## TASK DESCRIPTION
Down to the last line, repeat the data below exactly.

## PROVIDED MATERIAL
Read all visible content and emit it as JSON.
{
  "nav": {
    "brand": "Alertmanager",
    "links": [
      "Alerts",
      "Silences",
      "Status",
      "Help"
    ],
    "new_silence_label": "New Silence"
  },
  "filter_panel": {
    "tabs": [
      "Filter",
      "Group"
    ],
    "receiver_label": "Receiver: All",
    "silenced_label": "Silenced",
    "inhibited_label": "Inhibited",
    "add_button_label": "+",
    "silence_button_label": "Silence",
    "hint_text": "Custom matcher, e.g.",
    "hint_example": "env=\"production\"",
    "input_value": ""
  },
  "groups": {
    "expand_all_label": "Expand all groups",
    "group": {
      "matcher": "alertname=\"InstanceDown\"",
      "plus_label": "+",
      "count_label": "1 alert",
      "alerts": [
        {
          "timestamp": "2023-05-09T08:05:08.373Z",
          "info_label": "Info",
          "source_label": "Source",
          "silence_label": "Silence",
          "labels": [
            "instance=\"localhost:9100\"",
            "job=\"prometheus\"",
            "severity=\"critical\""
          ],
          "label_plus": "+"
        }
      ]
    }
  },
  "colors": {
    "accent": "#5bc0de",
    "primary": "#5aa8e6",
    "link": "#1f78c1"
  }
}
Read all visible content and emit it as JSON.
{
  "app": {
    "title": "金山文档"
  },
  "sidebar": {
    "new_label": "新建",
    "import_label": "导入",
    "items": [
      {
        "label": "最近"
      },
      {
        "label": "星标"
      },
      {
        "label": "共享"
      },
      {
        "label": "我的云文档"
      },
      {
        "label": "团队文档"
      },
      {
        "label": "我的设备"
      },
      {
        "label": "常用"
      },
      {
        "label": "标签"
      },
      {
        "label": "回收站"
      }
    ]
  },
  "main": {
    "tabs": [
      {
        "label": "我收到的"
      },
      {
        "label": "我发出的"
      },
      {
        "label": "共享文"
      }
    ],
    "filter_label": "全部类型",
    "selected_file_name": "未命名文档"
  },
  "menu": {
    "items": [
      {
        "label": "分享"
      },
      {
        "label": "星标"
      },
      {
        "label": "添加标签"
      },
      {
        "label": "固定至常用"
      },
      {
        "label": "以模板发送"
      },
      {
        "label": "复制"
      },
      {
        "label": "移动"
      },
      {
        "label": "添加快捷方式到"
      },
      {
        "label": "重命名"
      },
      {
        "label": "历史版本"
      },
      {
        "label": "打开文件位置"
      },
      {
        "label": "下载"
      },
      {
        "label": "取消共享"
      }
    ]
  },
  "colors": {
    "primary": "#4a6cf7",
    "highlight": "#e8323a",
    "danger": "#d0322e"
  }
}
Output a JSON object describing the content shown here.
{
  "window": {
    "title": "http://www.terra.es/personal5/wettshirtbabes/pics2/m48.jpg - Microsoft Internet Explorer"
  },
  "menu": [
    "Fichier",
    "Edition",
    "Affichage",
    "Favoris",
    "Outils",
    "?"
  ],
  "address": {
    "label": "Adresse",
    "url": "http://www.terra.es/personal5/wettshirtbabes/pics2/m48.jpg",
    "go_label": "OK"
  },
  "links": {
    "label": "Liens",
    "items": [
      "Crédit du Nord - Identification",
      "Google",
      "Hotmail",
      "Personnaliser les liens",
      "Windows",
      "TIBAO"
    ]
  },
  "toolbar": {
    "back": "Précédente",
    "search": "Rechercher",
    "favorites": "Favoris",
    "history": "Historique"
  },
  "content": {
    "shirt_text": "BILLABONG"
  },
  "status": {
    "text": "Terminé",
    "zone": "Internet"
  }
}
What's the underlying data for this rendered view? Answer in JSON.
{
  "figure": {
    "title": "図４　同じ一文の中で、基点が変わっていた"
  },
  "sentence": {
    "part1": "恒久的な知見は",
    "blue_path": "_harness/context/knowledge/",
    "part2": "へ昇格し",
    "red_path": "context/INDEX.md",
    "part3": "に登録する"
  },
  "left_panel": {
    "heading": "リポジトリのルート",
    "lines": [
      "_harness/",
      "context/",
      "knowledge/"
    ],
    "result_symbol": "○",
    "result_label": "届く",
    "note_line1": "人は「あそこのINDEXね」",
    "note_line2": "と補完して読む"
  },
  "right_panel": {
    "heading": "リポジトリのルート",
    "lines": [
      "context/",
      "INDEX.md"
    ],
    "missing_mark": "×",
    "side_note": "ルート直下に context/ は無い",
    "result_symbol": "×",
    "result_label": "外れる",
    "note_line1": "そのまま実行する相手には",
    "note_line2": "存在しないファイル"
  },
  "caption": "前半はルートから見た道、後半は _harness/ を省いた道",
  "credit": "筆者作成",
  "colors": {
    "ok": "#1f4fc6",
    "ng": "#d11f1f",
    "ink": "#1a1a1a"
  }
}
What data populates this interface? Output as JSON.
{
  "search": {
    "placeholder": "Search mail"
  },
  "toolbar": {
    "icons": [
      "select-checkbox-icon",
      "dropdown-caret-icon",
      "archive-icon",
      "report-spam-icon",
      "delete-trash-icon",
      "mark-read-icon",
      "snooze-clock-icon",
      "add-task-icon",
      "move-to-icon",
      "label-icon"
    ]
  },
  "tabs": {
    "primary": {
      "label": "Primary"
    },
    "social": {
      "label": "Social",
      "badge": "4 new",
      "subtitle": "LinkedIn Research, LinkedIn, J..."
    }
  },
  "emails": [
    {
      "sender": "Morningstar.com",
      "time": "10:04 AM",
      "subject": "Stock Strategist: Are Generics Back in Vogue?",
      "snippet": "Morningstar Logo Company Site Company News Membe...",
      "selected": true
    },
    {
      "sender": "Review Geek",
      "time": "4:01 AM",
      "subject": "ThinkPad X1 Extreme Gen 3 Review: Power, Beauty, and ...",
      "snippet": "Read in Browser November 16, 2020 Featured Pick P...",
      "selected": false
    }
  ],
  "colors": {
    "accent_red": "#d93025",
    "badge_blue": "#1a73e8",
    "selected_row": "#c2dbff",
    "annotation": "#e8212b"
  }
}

## ANSWER TO THE PROBLEM
Read all visible content and emit it as JSON.
{
  "nav": {
    "brand": "Alertmanager",
    "links": [
      "Alerts",
      "Silences",
      "Status",
      "Help"
    ],
    "new_silence_label": "New Silence"
  },
  "filter_panel": {
    "tabs": [
      "Filter",
      "Group"
    ],
    "receiver_label": "Receiver: All",
    "silenced_label": "Silenced",
    "inhibited_label": "Inhibited",
    "add_button_label": "+",
    "silence_button_label": "Silence",
    "hint_text": "Custom matcher, e.g.",
    "hint_example": "env=\"production\"",
    "input_value": ""
  },
  "groups": {
    "expand_all_label": "Expand all groups",
    "group": {
      "matcher": "alertname=\"InstanceDown\"",
      "plus_label": "+",
      "count_label": "1 alert",
      "alerts": [
        {
          "timestamp": "2023-05-09T08:05:08.373Z",
          "info_label": "Info",
          "source_label": "Source",
          "silence_label": "Silence",
          "labels": [
            "instance=\"localhost:9100\"",
            "job=\"prometheus\"",
            "severity=\"critical\""
          ],
          "label_plus": "+"
        }
      ]
    }
  },
  "colors": {
    "accent": "#5bc0de",
    "primary": "#5aa8e6",
    "link": "#1f78c1"
  }
}
Read all visible content and emit it as JSON.
{
  "app": {
    "title": "金山文档"
  },
  "sidebar": {
    "new_label": "新建",
    "import_label": "导入",
    "items": [
      {
        "label": "最近"
      },
      {
        "label": "星标"
      },
      {
        "label": "共享"
      },
      {
        "label": "我的云文档"
      },
      {
        "label": "团队文档"
      },
      {
        "label": "我的设备"
      },
      {
        "label": "常用"
      },
      {
        "label": "标签"
      },
      {
        "label": "回收站"
      }
    ]
  },
  "main": {
    "tabs": [
      {
        "label": "我收到的"
      },
      {
        "label": "我发出的"
      },
      {
        "label": "共享文"
      }
    ],
    "filter_label": "全部类型",
    "selected_file_name": "未命名文档"
  },
  "menu": {
    "items": [
      {
        "label": "分享"
      },
      {
        "label": "星标"
      },
      {
        "label": "添加标签"
      },
      {
        "label": "固定至常用"
      },
      {
        "label": "以模板发送"
      },
      {
        "label": "复制"
      },
      {
        "label": "移动"
      },
      {
        "label": "添加快捷方式到"
      },
      {
        "label": "重命名"
      },
      {
        "label": "历史版本"
      },
      {
        "label": "打开文件位置"
      },
      {
        "label": "下载"
      },
      {
        "label": "取消共享"
      }
    ]
  },
  "colors": {
    "primary": "#4a6cf7",
    "highlight": "#e8323a",
    "danger": "#d0322e"
  }
}
Output a JSON object describing the content shown here.
{
  "window": {
    "title": "http://www.terra.es/personal5/wettshirtbabes/pics2/m48.jpg - Microsoft Internet Explorer"
  },
  "menu": [
    "Fichier",
    "Edition",
    "Affichage",
    "Favoris",
    "Outils",
    "?"
  ],
  "address": {
    "label": "Adresse",
    "url": "http://www.terra.es/personal5/wettshirtbabes/pics2/m48.jpg",
    "go_label": "OK"
  },
  "links": {
    "label": "Liens",
    "items": [
      "Crédit du Nord - Identification",
      "Google",
      "Hotmail",
      "Personnaliser les liens",
      "Windows",
      "TIBAO"
    ]
  },
  "toolbar": {
    "back": "Précédente",
    "search": "Rechercher",
    "favorites": "Favoris",
    "history": "Historique"
  },
  "content": {
    "shirt_text": "BILLABONG"
  },
  "status": {
    "text": "Terminé",
    "zone": "Internet"
  }
}
What's the underlying data for this rendered view? Answer in JSON.
{
  "figure": {
    "title": "図４　同じ一文の中で、基点が変わっていた"
  },
  "sentence": {
    "part1": "恒久的な知見は",
    "blue_path": "_harness/context/knowledge/",
    "part2": "へ昇格し",
    "red_path": "context/INDEX.md",
    "part3": "に登録する"
  },
  "left_panel": {
    "heading": "リポジトリのルート",
    "lines": [
      "_harness/",
      "context/",
      "knowledge/"
    ],
    "result_symbol": "○",
    "result_label": "届く",
    "note_line1": "人は「あそこのINDEXね」",
    "note_line2": "と補完して読む"
  },
  "right_panel": {
    "heading": "リポジトリのルート",
    "lines": [
      "context/",
      "INDEX.md"
    ],
    "missing_mark": "×",
    "side_note": "ルート直下に context/ は無い",
    "result_symbol": "×",
    "result_label": "外れる",
    "note_line1": "そのまま実行する相手には",
    "note_line2": "存在しないファイル"
  },
  "caption": "前半はルートから見た道、後半は _harness/ を省いた道",
  "credit": "筆者作成",
  "colors": {
    "ok": "#1f4fc6",
    "ng": "#d11f1f",
    "ink": "#1a1a1a"
  }
}
What data populates this interface? Output as JSON.
{
  "search": {
    "placeholder": "Search mail"
  },
  "toolbar": {
    "icons": [
      "select-checkbox-icon",
      "dropdown-caret-icon",
      "archive-icon",
      "report-spam-icon",
      "delete-trash-icon",
      "mark-read-icon",
      "snooze-clock-icon",
      "add-task-icon",
      "move-to-icon",
      "label-icon"
    ]
  },
  "tabs": {
    "primary": {
      "label": "Primary"
    },
    "social": {
      "label": "Social",
      "badge": "4 new",
      "subtitle": "LinkedIn Research, LinkedIn, J..."
    }
  },
  "emails": [
    {
      "sender": "Morningstar.com",
      "time": "10:04 AM",
      "subject": "Stock Strategist: Are Generics Back in Vogue?",
      "snippet": "Morningstar Logo Company Site Company News Membe...",
      "selected": true
    },
    {
      "sender": "Review Geek",
      "time": "4:01 AM",
      "subject": "ThinkPad X1 Extreme Gen 3 Review: Power, Beauty, and ...",
      "snippet": "Read in Browser November 16, 2020 Featured Pick P...",
      "selected": false
    }
  ],
  "colors": {
    "accent_red": "#d93025",
    "badge_blue": "#1a73e8",
    "selected_row": "#c2dbff",
    "annotation": "#e8212b"
  }
}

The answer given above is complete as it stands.